PROBLEM STATEMENT: Look for the word "role" in the material below. Copy each line that has it.

RECORDS FOR THE TASK:
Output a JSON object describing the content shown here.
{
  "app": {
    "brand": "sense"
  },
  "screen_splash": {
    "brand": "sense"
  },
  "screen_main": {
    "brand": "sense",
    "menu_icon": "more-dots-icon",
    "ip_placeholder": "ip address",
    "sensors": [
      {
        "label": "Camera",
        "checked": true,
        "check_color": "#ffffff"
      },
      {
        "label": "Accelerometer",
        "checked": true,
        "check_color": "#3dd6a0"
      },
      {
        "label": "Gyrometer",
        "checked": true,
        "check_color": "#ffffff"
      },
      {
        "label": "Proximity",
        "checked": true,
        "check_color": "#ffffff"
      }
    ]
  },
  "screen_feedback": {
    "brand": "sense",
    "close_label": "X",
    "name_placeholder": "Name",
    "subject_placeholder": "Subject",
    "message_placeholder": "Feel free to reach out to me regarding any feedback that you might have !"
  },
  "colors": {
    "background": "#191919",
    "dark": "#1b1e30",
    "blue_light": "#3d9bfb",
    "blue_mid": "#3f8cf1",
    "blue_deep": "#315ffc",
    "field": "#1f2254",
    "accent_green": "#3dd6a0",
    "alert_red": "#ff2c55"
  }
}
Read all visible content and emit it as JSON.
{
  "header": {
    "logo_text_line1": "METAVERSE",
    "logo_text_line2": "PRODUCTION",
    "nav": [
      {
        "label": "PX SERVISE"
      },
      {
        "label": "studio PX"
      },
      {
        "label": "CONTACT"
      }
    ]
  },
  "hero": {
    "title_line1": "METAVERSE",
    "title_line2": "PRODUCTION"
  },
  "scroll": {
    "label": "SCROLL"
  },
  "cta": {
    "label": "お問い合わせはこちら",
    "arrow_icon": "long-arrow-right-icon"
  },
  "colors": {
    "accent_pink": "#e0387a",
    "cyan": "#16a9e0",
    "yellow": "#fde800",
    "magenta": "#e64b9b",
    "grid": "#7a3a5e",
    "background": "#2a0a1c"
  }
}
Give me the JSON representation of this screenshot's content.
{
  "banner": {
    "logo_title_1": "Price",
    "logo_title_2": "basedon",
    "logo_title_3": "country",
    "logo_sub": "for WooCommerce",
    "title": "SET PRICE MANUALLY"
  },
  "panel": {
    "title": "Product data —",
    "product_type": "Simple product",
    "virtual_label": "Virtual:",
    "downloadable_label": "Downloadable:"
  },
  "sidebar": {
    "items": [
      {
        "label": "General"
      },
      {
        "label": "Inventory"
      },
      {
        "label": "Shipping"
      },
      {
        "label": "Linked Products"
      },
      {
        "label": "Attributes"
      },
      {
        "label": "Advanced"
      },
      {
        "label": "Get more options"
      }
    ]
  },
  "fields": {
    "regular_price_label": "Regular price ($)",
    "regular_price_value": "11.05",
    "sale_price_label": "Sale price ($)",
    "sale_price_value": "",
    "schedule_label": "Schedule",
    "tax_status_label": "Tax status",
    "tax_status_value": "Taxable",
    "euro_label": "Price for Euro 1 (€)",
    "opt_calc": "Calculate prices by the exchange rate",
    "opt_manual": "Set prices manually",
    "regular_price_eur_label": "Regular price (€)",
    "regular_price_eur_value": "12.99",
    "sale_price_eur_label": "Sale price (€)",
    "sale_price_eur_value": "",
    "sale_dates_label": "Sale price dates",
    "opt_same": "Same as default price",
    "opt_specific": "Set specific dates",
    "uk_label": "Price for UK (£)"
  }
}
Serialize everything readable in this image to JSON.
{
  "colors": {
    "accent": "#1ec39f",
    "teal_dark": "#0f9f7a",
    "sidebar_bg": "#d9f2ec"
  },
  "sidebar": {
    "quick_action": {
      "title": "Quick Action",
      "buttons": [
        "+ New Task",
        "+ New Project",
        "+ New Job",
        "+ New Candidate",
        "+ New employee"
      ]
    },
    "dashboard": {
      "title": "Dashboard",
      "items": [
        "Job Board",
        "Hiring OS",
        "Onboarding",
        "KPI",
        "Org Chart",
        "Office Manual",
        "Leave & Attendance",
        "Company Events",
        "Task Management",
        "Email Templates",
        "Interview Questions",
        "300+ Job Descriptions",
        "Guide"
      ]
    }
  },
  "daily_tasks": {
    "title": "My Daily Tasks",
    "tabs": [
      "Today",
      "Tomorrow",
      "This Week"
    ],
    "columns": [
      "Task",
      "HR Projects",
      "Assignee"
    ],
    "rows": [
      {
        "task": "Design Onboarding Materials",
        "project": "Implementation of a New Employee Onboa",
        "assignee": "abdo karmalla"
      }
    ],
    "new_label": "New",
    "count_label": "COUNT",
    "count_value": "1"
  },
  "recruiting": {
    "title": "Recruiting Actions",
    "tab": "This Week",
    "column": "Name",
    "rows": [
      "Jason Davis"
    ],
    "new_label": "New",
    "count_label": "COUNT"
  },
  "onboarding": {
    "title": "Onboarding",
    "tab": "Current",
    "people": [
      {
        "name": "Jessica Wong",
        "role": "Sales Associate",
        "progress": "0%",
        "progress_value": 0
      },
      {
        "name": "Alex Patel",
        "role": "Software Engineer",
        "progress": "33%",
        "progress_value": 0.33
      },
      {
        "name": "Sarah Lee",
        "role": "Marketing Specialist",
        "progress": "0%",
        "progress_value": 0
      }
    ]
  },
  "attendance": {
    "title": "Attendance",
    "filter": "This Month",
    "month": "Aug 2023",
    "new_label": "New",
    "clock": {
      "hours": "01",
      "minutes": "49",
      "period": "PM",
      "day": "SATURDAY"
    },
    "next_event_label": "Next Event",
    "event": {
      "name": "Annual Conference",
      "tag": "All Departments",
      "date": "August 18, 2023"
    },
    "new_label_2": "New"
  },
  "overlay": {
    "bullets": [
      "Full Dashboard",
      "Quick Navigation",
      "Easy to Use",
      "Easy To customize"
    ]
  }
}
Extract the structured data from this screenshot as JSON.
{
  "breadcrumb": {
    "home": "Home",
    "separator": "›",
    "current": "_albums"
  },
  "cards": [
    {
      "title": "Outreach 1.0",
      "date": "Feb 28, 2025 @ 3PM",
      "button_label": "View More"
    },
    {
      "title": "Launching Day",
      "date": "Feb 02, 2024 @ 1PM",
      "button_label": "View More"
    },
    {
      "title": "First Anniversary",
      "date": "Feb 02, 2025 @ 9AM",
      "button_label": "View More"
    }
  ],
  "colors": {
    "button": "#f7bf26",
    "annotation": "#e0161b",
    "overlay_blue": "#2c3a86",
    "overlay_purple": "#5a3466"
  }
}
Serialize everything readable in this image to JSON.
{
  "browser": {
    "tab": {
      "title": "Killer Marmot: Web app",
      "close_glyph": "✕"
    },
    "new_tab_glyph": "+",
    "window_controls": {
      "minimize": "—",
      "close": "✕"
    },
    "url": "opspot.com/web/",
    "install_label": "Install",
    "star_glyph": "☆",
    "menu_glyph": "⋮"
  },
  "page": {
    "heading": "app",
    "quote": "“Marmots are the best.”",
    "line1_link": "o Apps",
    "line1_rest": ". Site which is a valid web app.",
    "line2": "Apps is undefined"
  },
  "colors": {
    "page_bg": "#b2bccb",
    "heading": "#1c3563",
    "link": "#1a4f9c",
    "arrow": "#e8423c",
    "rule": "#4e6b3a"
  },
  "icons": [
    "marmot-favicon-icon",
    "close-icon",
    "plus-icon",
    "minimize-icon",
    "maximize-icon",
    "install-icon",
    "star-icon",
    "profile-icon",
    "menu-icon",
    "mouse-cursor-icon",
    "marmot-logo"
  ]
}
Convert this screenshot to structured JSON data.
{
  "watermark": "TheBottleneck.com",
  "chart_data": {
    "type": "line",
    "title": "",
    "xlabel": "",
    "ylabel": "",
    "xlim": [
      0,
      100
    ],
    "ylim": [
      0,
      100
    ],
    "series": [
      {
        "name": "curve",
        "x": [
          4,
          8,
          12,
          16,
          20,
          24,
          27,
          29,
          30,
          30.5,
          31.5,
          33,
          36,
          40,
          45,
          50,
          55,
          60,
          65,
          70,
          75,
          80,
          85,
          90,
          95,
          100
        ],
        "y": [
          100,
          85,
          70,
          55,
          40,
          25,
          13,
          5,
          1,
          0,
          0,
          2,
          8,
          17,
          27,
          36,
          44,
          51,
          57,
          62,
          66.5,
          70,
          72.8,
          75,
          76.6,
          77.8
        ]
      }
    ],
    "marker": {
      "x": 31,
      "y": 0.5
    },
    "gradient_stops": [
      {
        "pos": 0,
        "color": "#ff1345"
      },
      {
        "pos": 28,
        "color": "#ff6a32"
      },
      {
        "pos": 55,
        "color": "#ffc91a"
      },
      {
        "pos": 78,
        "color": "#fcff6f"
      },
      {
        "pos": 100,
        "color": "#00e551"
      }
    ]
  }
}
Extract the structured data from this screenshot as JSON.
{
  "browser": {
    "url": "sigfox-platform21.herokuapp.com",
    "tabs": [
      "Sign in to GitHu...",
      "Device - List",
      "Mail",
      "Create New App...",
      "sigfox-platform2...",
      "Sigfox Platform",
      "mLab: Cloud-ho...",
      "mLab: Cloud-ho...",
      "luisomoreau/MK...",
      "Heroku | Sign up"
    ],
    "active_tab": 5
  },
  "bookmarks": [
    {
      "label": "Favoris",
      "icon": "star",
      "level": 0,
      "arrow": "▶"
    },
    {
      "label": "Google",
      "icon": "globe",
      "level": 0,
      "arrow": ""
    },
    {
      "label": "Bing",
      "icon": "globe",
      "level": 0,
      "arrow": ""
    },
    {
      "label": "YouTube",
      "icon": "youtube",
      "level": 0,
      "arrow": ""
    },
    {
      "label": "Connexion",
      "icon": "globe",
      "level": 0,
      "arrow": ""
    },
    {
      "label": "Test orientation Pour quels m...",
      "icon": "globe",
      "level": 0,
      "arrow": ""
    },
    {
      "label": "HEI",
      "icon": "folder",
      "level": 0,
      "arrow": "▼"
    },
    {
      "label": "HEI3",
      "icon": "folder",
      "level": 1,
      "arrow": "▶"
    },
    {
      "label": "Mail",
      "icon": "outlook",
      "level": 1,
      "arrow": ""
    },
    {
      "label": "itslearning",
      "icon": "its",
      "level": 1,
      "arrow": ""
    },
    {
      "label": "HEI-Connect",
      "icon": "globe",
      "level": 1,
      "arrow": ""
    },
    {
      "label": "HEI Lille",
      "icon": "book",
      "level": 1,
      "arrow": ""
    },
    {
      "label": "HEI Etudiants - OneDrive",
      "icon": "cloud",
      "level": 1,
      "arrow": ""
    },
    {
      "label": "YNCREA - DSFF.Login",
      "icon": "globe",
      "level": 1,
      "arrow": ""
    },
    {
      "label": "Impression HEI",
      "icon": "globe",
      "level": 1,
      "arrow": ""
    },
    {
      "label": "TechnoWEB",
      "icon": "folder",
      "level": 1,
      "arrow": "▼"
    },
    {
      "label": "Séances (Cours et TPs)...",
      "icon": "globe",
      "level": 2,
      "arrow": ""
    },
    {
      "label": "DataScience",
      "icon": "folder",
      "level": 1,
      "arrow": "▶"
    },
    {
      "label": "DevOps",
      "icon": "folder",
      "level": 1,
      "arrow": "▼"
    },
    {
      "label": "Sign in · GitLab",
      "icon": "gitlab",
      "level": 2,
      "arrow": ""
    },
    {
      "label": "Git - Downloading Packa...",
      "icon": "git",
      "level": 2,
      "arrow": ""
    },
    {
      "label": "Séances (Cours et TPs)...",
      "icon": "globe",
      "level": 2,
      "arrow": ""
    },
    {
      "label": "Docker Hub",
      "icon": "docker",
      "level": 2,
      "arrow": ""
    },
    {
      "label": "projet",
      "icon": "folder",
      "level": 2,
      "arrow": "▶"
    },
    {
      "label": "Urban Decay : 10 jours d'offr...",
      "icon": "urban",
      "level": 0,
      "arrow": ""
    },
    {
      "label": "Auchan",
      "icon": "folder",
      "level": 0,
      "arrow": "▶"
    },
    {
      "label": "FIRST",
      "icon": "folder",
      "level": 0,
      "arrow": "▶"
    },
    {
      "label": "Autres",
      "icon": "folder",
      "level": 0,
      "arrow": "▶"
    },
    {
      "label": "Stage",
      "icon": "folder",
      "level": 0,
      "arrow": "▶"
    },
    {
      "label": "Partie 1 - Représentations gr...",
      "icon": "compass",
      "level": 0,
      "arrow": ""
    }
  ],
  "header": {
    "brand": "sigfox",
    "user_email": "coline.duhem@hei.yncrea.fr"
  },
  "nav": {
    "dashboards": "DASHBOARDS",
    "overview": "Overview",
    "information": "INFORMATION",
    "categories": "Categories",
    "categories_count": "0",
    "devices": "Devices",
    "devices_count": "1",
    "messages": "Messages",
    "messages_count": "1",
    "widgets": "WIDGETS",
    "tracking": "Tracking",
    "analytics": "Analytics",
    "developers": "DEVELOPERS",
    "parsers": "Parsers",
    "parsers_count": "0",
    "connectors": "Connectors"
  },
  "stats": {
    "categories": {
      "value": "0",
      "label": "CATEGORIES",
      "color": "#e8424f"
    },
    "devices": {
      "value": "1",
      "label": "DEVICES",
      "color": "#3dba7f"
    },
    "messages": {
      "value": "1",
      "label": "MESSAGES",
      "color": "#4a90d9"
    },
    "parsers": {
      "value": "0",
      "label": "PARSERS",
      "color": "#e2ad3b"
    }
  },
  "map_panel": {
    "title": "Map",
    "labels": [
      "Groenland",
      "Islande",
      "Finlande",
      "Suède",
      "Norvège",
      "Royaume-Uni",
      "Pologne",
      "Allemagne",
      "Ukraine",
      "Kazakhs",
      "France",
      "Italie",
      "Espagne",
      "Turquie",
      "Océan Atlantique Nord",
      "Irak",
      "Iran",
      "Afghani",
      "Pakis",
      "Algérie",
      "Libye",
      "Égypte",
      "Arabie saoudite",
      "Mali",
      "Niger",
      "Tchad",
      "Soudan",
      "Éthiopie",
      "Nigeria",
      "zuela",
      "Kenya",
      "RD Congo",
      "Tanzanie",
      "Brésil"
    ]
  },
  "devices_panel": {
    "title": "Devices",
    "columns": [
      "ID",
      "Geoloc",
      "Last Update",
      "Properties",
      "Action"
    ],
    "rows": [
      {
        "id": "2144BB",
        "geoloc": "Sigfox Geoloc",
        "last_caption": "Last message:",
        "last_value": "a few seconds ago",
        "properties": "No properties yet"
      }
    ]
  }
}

SOLVED PROBLEM:
        "role": "Sales Associate",
        "role": "Software Engineer",
        "role": "Marketing Specialist",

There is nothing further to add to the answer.